**WHAT THIS TASK INVOLVES:** I need the number of lines in the data that contain the word "property", and nothing beyond it.

━━━━━━━━━━━━━━━━

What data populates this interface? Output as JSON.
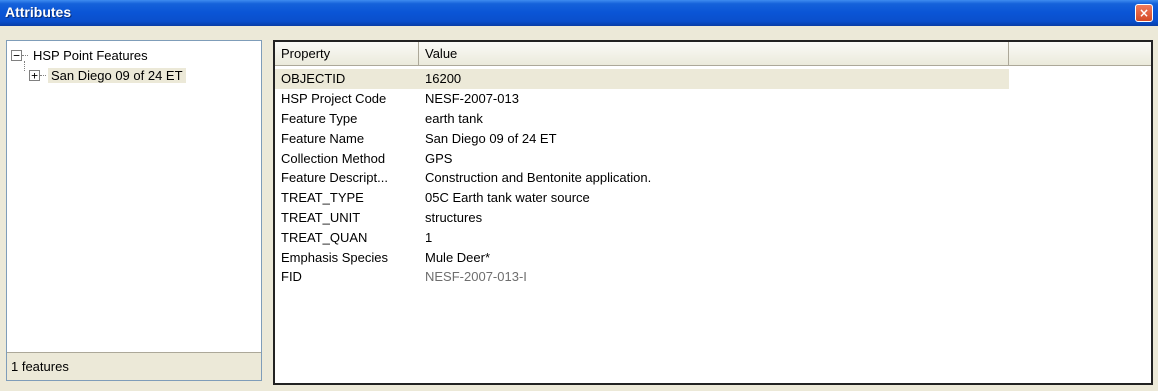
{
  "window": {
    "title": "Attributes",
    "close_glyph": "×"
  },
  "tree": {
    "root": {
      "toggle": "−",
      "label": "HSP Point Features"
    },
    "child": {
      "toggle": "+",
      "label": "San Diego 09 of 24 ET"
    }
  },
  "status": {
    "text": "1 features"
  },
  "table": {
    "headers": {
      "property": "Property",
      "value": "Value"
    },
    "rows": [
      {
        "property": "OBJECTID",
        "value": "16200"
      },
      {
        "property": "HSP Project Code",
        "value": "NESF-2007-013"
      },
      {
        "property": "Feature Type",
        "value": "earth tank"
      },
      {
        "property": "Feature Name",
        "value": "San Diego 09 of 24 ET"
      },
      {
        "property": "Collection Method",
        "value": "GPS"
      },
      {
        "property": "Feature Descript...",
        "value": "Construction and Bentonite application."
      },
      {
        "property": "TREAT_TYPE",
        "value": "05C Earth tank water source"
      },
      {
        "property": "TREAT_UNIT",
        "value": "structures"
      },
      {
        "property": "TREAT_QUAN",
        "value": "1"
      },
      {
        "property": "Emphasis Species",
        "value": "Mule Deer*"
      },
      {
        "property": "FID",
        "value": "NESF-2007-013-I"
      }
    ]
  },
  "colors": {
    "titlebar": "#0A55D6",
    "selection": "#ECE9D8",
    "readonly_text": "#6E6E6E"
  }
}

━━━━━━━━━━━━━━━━

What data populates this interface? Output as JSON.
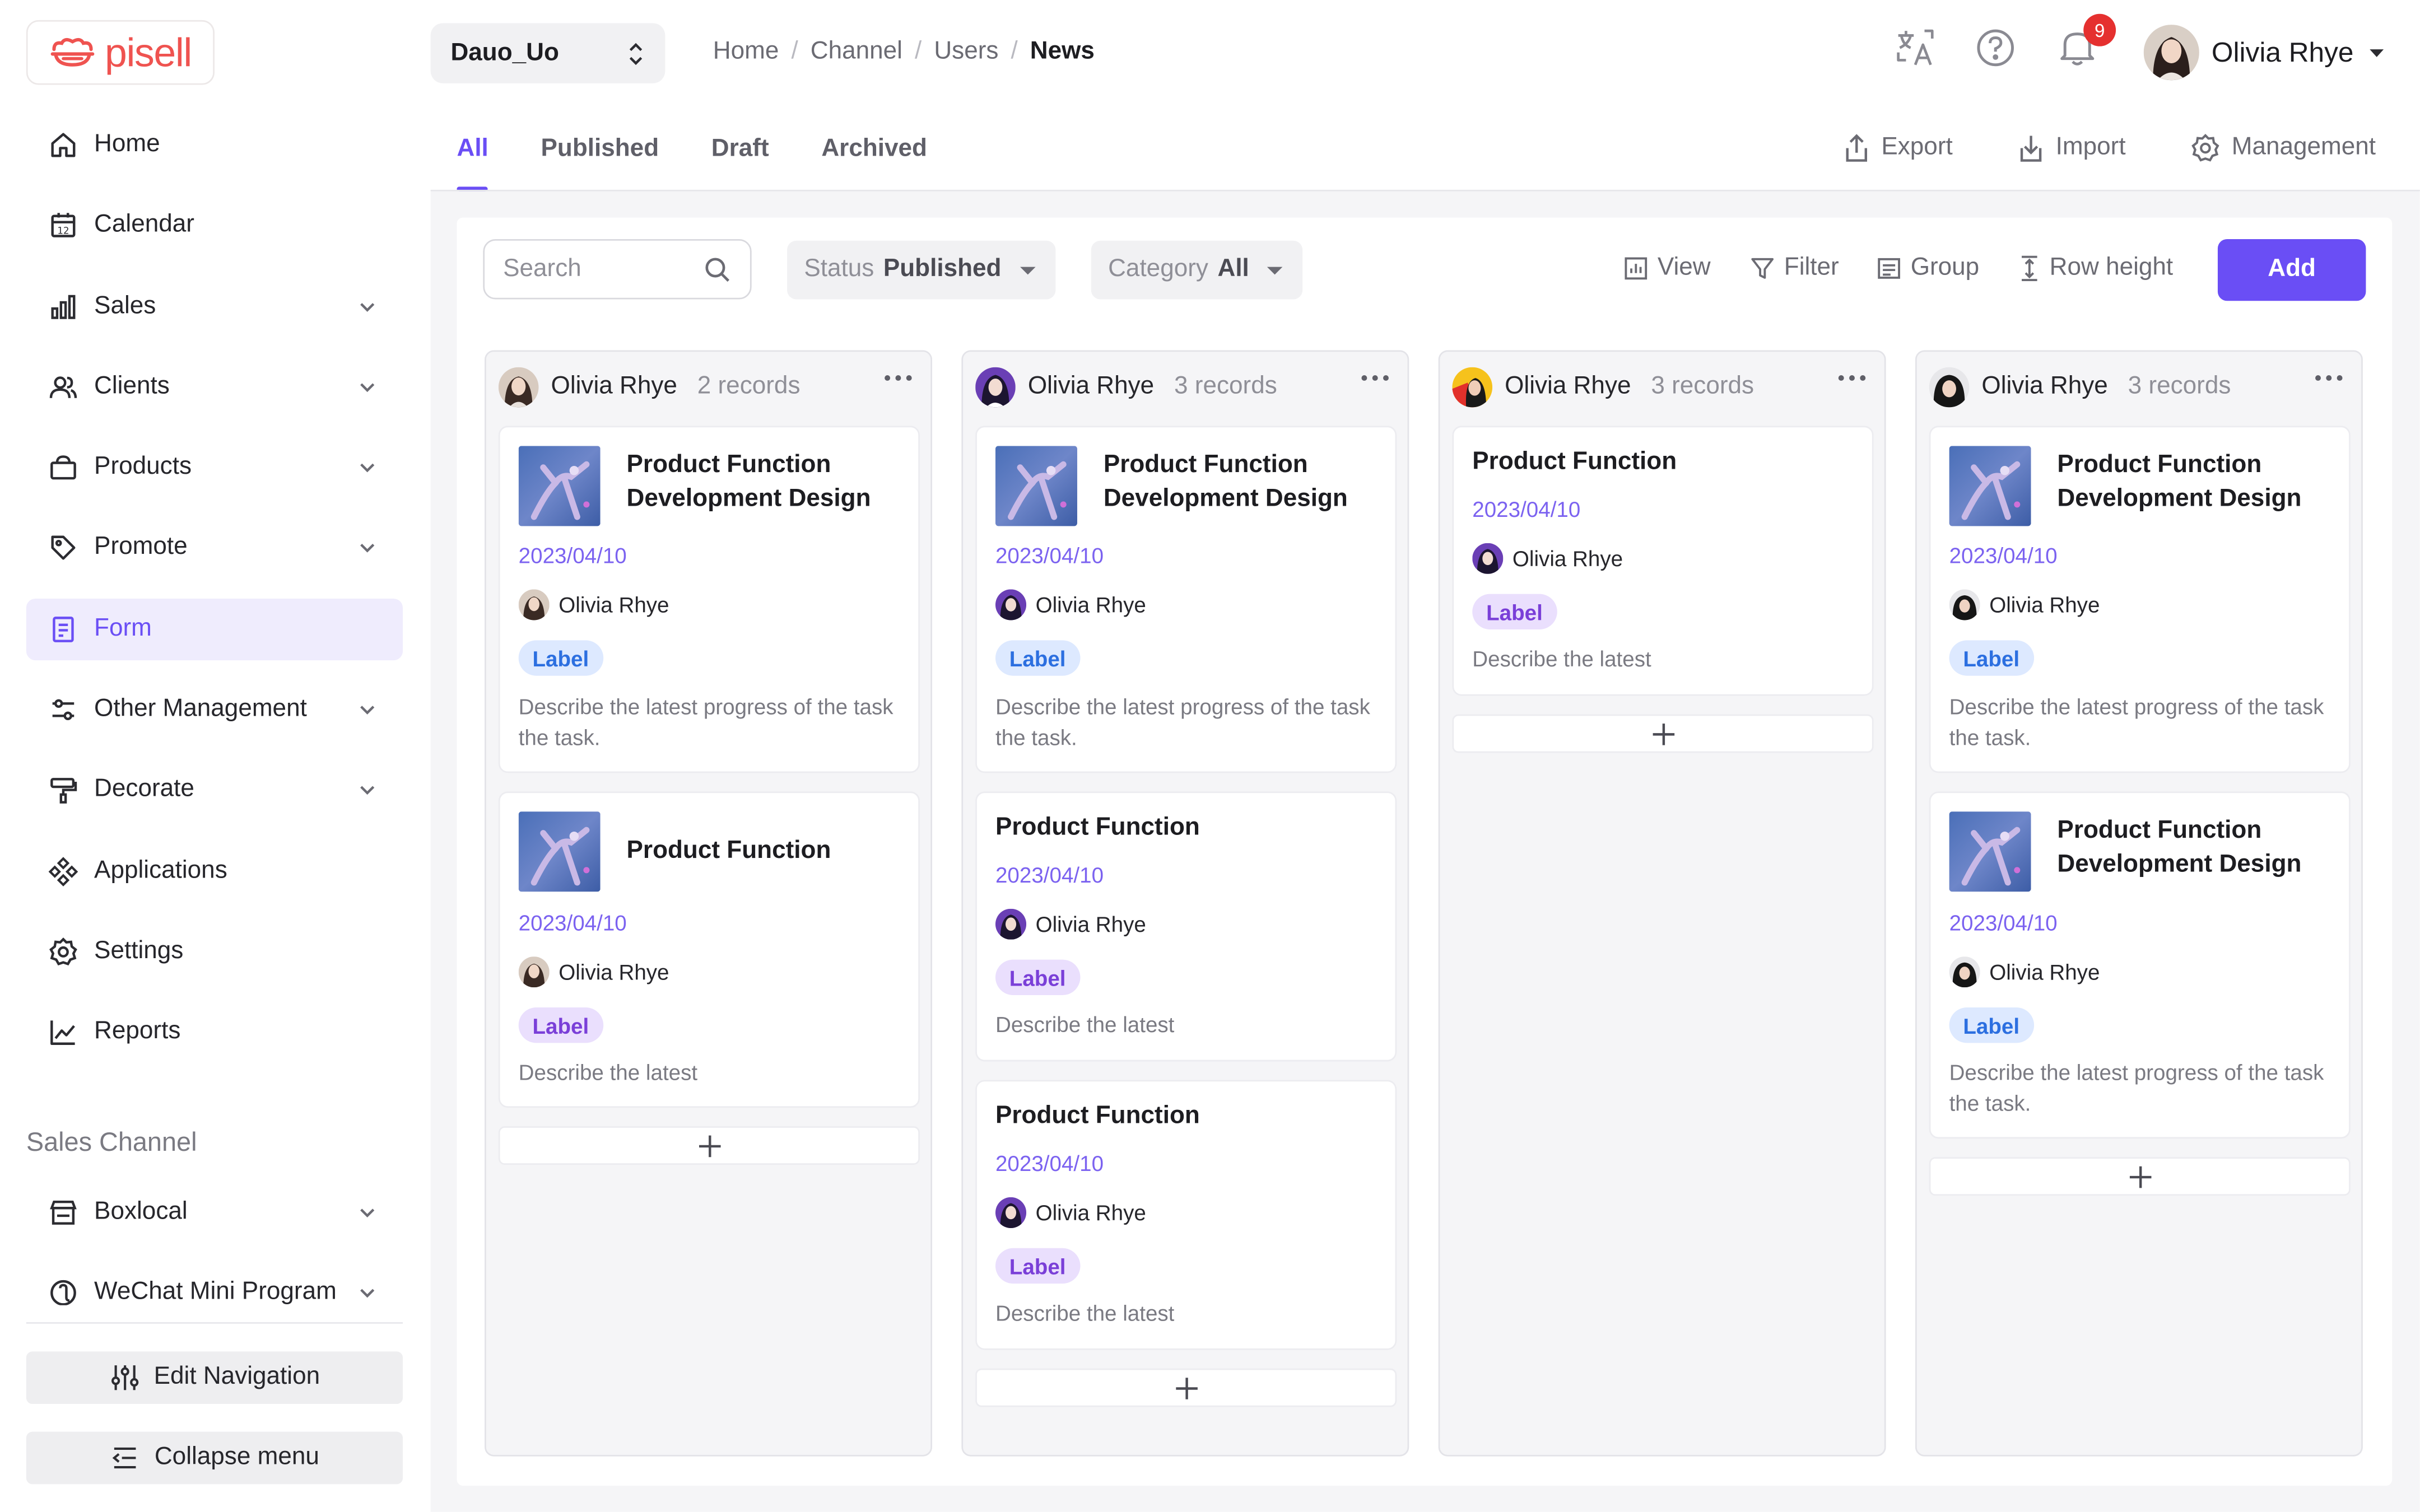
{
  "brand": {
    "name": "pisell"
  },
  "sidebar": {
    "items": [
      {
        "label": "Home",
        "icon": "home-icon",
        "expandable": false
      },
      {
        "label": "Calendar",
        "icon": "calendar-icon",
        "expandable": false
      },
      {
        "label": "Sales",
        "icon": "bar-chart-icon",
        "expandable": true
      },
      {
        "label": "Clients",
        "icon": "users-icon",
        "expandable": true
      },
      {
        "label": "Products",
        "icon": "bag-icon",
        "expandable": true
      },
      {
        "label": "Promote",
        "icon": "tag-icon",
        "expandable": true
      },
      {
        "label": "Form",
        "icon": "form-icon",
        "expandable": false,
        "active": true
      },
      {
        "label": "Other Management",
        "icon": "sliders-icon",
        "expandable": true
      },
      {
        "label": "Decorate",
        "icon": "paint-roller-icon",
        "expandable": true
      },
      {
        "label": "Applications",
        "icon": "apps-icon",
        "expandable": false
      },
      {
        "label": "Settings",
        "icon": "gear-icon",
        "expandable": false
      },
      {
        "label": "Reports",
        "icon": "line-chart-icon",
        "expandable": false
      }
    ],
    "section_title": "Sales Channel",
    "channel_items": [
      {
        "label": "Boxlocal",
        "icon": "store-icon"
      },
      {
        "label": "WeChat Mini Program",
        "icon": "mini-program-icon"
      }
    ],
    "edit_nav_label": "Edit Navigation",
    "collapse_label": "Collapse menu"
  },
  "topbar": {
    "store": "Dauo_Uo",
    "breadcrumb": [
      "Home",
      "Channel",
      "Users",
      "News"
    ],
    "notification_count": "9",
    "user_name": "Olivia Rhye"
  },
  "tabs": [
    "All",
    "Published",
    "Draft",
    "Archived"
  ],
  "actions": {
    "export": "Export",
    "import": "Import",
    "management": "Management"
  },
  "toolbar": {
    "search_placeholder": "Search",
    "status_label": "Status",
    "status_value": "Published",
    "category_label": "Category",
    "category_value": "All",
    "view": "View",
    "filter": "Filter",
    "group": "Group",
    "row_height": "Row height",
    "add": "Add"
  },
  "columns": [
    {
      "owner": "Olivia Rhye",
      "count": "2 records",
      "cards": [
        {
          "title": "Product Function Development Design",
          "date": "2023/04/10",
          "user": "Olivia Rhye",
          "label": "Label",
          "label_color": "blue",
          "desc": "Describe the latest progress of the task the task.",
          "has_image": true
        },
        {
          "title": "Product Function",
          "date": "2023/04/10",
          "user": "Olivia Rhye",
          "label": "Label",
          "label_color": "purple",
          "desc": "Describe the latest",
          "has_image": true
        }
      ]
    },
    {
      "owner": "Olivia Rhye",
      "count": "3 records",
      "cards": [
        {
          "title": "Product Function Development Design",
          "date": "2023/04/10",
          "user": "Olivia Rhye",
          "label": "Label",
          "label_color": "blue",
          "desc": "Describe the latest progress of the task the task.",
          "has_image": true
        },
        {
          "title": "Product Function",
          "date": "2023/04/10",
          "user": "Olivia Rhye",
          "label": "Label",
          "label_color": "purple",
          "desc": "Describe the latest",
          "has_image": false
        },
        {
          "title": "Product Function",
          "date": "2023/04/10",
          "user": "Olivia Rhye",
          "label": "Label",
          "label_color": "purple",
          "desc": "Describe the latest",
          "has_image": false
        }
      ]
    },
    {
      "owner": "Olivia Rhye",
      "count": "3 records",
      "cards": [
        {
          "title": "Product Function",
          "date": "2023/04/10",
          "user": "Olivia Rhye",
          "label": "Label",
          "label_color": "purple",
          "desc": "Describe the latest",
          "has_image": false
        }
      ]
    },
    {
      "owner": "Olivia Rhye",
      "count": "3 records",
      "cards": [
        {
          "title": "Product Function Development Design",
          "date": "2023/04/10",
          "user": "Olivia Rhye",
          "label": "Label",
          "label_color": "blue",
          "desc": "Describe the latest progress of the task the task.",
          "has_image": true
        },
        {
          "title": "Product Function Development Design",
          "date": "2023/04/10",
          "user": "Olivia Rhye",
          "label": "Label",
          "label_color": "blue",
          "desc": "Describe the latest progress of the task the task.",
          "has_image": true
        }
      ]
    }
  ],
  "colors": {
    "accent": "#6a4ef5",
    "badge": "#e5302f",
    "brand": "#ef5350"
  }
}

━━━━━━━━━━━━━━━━

**SOLUTION TO THIS TASK:** 12